Issa Cooks: Homemade Orecchiette!

While I used to enjoy rolling out long sheets of linguine on my pasta maker, various moves have left my beloved pasta maker somewhere in Brooklyn and a broad variety of whisks in Upper Manhattan.  Regardless, after weeks of bemoaning my forgotten pasta machine, I took matters into my own hands and made my own homemade pasta dish. Orecchiette, which means "little ear" in Italian, is quite simple to make by hand. With a few helpers to shape the noodles, this pasta makes a savory, affordable, and filling dish for a large group.  In fact, my orecchiette was so popular that I made it twice in a week (despite the floury mess that turned my kitchen into a snowy wonderland)!


2 eggs, room temperature 2 Cups flour, plus extra for kneading 1/2 Cup warm water Pinch of Salt

Crack the eggs in a bowl and beat until fully scrambled.  Add salt.

Beat in the first cup of flour, a half cup at a time.  When dough becomes too sticky to move with a whisk, start kneading with your hands. Before touching the sticky dough, dust hands with flour.  Add another half cup.
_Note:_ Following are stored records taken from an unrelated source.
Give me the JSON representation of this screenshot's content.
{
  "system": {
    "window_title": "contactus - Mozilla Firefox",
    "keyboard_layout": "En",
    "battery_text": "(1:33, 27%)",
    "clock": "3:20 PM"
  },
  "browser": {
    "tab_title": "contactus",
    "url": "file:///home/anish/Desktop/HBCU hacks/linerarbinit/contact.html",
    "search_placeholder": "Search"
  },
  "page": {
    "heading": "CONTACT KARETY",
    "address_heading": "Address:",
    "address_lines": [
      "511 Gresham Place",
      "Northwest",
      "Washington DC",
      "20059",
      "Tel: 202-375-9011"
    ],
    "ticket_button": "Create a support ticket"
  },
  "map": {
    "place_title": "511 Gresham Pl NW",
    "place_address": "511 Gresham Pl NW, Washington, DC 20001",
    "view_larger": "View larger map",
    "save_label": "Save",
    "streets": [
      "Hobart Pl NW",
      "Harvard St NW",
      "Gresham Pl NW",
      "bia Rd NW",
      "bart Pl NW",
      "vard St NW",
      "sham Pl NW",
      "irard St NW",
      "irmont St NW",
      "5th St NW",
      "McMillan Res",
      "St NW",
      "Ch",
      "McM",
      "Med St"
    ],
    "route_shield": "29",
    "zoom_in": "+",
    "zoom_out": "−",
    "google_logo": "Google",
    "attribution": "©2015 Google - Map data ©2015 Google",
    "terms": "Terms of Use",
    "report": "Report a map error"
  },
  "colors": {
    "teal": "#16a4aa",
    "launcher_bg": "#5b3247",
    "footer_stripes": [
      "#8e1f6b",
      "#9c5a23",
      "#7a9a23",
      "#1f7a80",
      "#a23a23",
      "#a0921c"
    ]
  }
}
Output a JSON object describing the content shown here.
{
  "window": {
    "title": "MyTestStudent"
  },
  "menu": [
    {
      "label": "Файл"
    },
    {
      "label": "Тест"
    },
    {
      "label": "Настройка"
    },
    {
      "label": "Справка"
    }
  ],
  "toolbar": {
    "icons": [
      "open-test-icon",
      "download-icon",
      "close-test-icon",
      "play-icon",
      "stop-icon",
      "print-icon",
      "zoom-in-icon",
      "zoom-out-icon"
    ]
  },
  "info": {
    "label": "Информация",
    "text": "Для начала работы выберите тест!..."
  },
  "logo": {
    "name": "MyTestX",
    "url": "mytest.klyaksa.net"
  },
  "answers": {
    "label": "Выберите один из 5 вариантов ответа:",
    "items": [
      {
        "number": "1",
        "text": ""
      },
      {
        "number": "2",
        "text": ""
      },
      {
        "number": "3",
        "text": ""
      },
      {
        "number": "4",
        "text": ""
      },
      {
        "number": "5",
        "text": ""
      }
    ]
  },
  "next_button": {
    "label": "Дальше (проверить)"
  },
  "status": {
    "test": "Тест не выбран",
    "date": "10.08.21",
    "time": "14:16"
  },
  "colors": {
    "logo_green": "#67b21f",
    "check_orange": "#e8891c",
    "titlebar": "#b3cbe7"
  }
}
Once all the flour is added, take the lump of dough in your hands and knead in the last half cup of flour.  If the dough is too dry, add the warm water gradually.
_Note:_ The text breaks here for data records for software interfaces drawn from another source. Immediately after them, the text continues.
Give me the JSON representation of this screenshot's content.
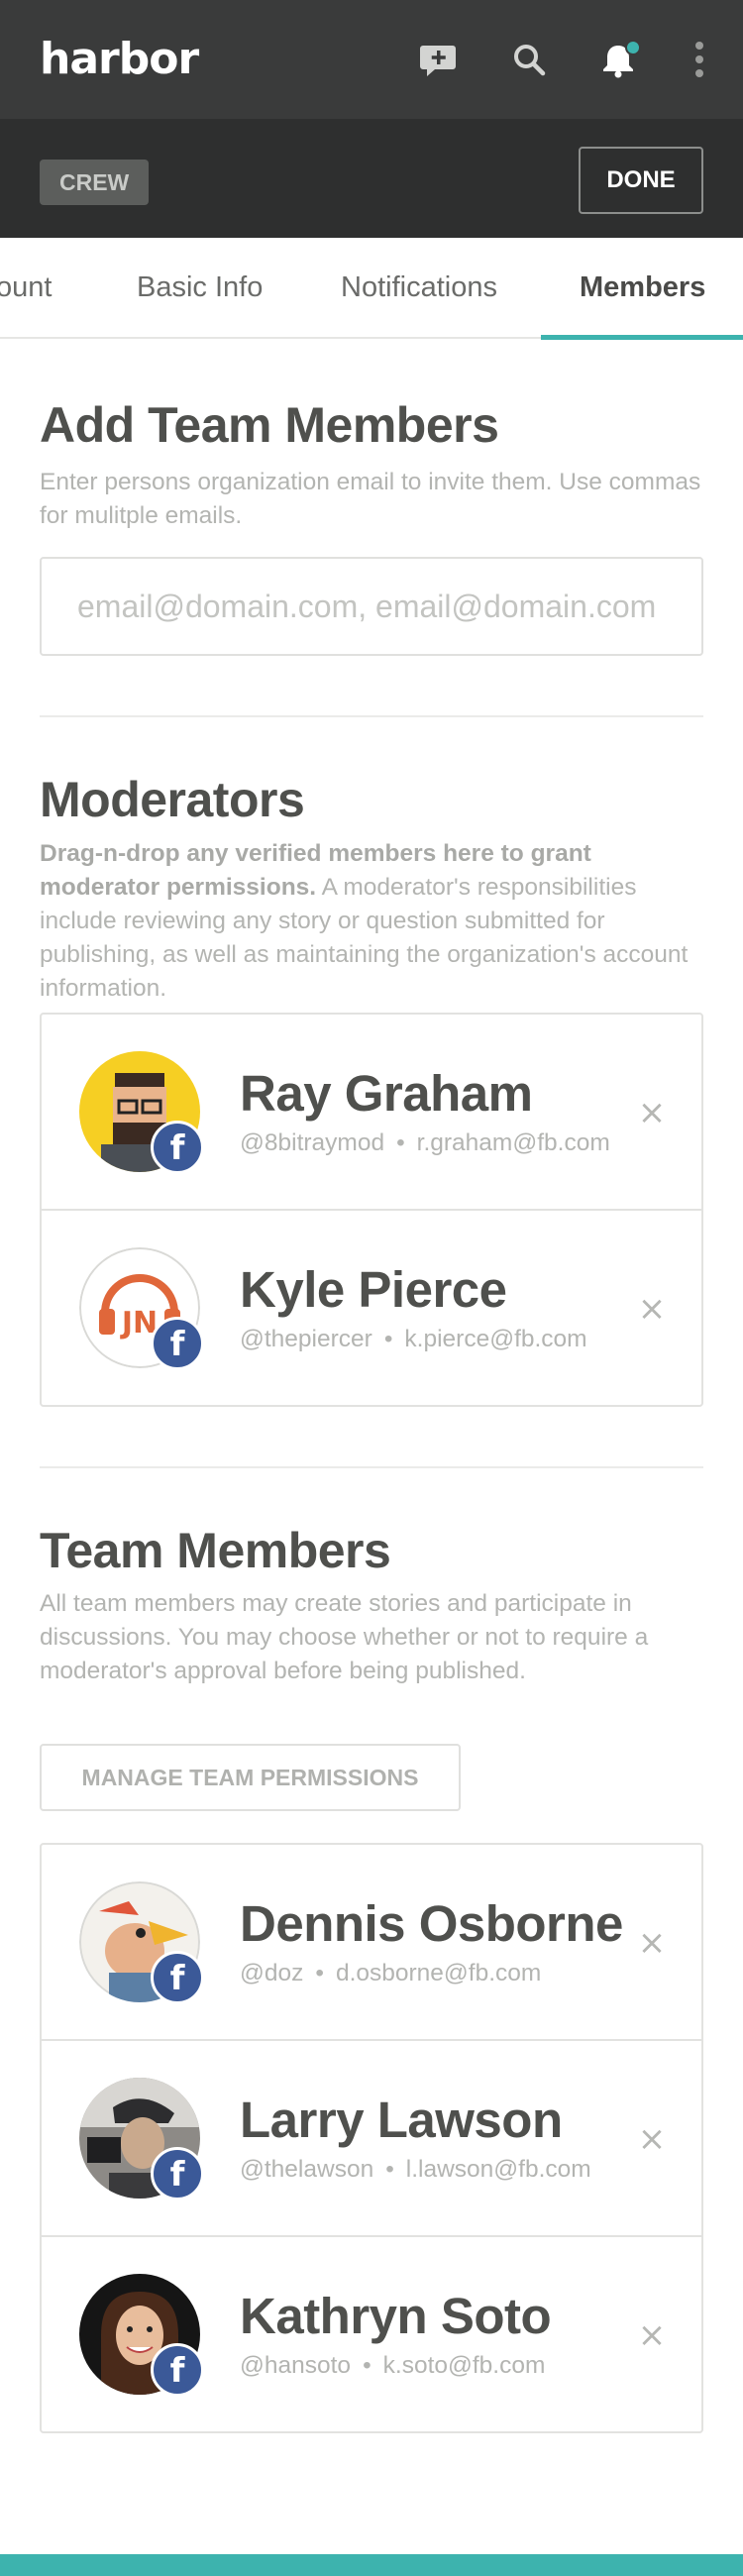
{
  "app": {
    "logo": "harbor"
  },
  "topbar": {
    "icons": [
      "compose-icon",
      "search-icon",
      "bell-icon",
      "more-vertical-icon"
    ],
    "notification_dot_color": "#3db3ae"
  },
  "subbar": {
    "tag": "CREW",
    "done_label": "DONE"
  },
  "tabs": [
    {
      "label": "ount",
      "active": false
    },
    {
      "label": "Basic Info",
      "active": false
    },
    {
      "label": "Notifications",
      "active": false
    },
    {
      "label": "Members",
      "active": true
    }
  ],
  "add_members": {
    "title": "Add Team Members",
    "description": "Enter persons organization email to invite them. Use commas for mulitple emails.",
    "input_placeholder": "email@domain.com, email@domain.com",
    "input_value": ""
  },
  "moderators": {
    "title": "Moderators",
    "description_bold": "Drag-n-drop any verified members here to grant moderator permissions.",
    "description_rest": " A moderator's responsibilities include reviewing any story or question submitted for publishing, as well as maintaining the organization's account information.",
    "members": [
      {
        "name": "Ray Graham",
        "handle": "@8bitraymod",
        "email": "r.graham@fb.com"
      },
      {
        "name": "Kyle Pierce",
        "handle": "@thepiercer",
        "email": "k.pierce@fb.com"
      }
    ]
  },
  "team": {
    "title": "Team Members",
    "description": "All team members may create stories and participate in discussions. You may choose whether or not to require a moderator's approval before being published.",
    "manage_button": "MANAGE TEAM PERMISSIONS",
    "members": [
      {
        "name": "Dennis Osborne",
        "handle": "@doz",
        "email": "d.osborne@fb.com"
      },
      {
        "name": "Larry Lawson",
        "handle": "@thelawson",
        "email": "l.lawson@fb.com"
      },
      {
        "name": "Kathryn Soto",
        "handle": "@hansoto",
        "email": "k.soto@fb.com"
      }
    ]
  },
  "common": {
    "separator": "•",
    "remove_glyph": "×",
    "fb_glyph": "f"
  },
  "colors": {
    "accent": "#3db3ae",
    "topbar": "#3a3b3b",
    "subbar": "#2e2f2f",
    "facebook": "#3b5998"
  }
}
If the dough still sticks to your hands after two cups of flour have been added (as shown above), slowly knead in more flour until dough is firm and does not leave much sticky residue on hands.

Roll the dough into a ball and wrap in flour dusted plastic wrap. Chill in refrigerator for 60 minutes.  (Switch your laundry, watch Glee, and the dough will be set!) And now the fun part... 

Roll ball of dough the size of tennis balls out onto a floured cutting board or table.  Use both hands to make a coil shape about an inch in diameter.  (My elementary school ceramics teacher would be proud at how quickly I learned to do this!)  Sprinkle flour on a sharp bread knife and slice rounds about 1/8 inch in diameter.  This will smush the coil, but don't despair, a few seconds of re-rolling will perfect the shape.

Separate the rounds and lie on a floured surface. Press a flour-coated thumb into the center of the pasta to indent it. When all of the pasta has been shaped, let it sit out for 30 minutes to air dry.  Yes, this process is long, but I promise it's worth it.

Meanwhile, you can prepare a simple and elegant sauce to feature your orechiette!

16 oz Cherry Tomatoes 3/4 Cup Extra Virgin Olive Oil 1/2 Cup Basil leaves, sliced lengthwise Salt and Pepper to taste

Heat a few tablespoons of olive oil in a sauce pot over medium heat.  Add the (cleaned) tomatoes and coat with olive oil, salt, and pepper.

Stir every few minutes but be aware of splattering oil.  When tomato skins start to break open, lower heat and continue stirring every few minutes.

When your pot of water is boiling, add a sprinkle of salt and toss in the orecchiette.  Boil for approximately 7 minutes, or until the pasta is floating. Cooking time depends on how thinly the noodles were sliced. Drain the floating pasta, do not rinse, and add directly to the  cooked tomatoes.  Stir in the shreds of basil and you're done!

Easy to serve in a large bowl, family style, with parmesan cheese as a garnish.

Bon apetite!